**About this task**
Count the lines below that hold "privileges". Give the number without comment.

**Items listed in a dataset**
..............................
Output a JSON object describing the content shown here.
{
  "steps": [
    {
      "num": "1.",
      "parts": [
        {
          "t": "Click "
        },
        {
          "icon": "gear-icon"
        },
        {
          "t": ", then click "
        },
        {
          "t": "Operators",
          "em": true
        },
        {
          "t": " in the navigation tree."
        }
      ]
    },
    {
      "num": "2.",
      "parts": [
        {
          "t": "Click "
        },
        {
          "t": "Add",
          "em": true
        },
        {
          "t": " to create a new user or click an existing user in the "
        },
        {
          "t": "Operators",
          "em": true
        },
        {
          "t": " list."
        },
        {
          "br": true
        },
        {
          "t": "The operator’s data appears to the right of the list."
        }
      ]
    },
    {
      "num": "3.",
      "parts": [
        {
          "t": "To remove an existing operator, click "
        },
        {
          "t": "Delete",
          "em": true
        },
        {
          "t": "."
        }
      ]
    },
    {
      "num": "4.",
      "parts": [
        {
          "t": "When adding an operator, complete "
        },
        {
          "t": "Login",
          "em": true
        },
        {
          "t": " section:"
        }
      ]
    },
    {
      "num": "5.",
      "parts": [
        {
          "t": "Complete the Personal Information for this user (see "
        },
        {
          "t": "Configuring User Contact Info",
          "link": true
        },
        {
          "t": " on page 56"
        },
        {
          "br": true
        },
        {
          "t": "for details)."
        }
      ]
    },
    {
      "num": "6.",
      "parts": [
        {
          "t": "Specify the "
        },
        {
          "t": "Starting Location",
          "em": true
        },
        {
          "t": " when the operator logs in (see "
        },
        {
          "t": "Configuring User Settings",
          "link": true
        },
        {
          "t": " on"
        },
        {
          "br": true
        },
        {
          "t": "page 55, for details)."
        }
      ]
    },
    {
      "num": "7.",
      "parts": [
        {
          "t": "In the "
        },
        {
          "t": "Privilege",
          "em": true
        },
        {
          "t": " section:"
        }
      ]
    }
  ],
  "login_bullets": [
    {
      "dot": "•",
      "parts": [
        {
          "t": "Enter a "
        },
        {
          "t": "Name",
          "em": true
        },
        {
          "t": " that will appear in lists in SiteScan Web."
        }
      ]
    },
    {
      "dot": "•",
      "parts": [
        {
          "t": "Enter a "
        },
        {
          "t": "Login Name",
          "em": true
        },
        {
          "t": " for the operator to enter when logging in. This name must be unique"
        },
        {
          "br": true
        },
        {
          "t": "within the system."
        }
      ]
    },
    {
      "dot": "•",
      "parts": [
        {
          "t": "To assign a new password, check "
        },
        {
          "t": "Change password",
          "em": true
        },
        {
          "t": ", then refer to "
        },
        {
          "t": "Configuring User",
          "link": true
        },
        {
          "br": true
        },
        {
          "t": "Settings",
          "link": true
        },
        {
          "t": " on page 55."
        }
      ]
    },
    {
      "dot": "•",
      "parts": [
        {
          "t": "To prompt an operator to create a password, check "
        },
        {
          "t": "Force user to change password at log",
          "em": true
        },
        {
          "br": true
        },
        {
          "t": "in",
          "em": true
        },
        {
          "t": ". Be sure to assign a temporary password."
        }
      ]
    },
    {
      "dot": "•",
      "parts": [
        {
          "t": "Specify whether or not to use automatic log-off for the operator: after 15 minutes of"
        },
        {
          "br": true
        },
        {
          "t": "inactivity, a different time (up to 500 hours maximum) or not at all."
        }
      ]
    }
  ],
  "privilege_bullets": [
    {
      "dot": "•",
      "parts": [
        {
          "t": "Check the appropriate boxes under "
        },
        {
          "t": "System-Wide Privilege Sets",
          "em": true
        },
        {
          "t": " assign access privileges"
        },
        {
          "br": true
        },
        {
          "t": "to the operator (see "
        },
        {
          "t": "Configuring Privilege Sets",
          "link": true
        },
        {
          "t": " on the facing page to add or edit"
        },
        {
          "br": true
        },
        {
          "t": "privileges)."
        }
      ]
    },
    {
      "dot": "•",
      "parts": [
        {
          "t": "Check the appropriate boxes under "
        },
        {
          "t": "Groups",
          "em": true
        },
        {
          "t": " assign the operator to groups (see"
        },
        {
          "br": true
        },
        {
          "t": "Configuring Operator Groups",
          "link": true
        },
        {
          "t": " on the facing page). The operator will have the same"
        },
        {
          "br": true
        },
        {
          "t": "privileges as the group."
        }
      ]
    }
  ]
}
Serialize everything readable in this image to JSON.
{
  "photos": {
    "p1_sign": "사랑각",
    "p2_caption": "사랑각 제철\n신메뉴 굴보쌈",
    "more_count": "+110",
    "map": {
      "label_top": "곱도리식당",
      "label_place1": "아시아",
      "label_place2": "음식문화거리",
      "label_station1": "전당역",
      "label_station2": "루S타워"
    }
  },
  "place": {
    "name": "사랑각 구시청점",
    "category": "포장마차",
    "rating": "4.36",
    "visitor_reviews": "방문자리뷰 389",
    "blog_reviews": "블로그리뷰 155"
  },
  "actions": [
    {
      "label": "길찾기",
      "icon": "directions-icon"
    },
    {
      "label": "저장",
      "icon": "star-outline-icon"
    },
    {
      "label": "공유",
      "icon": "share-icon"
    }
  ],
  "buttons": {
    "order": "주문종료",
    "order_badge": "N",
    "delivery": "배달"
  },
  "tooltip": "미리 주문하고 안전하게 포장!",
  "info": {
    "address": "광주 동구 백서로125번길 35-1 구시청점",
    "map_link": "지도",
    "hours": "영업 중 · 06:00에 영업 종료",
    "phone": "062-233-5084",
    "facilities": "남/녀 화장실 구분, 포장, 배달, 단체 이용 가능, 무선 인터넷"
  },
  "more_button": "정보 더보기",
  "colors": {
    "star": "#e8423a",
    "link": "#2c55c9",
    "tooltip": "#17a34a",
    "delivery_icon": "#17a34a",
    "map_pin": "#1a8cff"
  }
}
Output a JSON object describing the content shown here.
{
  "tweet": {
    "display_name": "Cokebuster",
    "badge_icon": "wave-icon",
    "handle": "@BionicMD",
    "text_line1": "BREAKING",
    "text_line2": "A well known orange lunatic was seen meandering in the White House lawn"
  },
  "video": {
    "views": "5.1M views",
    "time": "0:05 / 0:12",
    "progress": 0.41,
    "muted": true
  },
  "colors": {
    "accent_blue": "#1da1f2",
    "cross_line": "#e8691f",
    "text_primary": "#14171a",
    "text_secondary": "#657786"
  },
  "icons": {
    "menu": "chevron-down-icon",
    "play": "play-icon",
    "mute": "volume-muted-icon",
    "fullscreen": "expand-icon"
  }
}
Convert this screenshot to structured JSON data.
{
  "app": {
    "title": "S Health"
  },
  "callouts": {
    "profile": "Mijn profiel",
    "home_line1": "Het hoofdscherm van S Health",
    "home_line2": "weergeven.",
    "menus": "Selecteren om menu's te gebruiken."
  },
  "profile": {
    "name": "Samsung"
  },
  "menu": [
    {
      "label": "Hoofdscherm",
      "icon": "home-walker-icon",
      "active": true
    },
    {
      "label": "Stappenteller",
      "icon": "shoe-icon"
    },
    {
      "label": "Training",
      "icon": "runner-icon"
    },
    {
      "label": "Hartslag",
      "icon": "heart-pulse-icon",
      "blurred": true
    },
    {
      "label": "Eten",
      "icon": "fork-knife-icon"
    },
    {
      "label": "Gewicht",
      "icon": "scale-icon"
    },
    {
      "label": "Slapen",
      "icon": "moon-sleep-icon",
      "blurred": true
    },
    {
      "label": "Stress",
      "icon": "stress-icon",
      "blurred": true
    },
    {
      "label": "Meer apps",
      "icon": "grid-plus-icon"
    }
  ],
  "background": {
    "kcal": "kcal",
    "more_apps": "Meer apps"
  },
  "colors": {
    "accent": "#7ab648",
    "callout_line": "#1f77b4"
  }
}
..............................
**Response below**
3